_What the exercise asks_
Within the listing below, locate all lines containing the word "Choose". Copy each one.

_Entries shown_
┏━━

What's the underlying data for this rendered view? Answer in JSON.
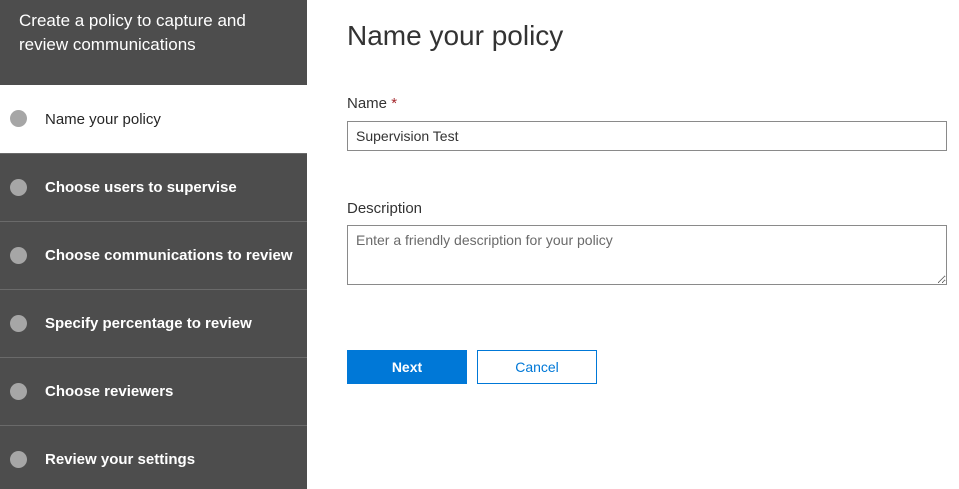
{
  "wizard": {
    "header": "Create a policy to capture and review communications",
    "steps": [
      {
        "label": "Name your policy",
        "active": true
      },
      {
        "label": "Choose users to supervise",
        "active": false
      },
      {
        "label": "Choose communications to review",
        "active": false
      },
      {
        "label": "Specify percentage to review",
        "active": false
      },
      {
        "label": "Choose reviewers",
        "active": false
      },
      {
        "label": "Review your settings",
        "active": false
      }
    ]
  },
  "main": {
    "title": "Name your policy",
    "name_field": {
      "label": "Name",
      "required_marker": "*",
      "value": "Supervision Test"
    },
    "description_field": {
      "label": "Description",
      "value": "",
      "placeholder": "Enter a friendly description for your policy"
    },
    "buttons": {
      "next_label": "Next",
      "cancel_label": "Cancel"
    }
  },
  "colors": {
    "sidebar_bg": "#4d4d4d",
    "accent": "#0078d7",
    "required": "#a4262c"
  }
}
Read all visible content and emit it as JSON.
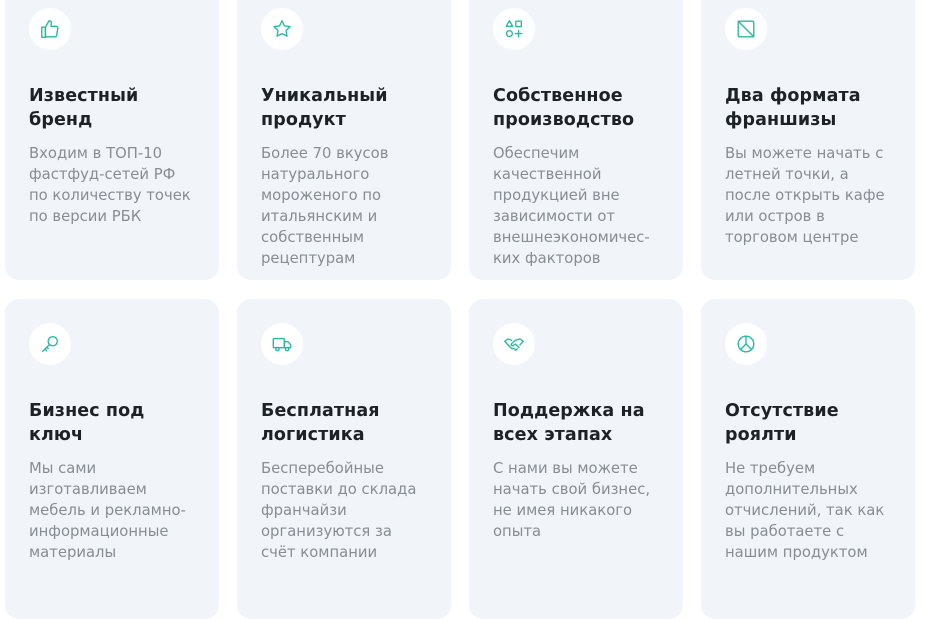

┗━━

_Exercise answer_
        "label": "Choose users to supervise",
        "label": "Choose communications to review",
        "label": "Choose reviewers",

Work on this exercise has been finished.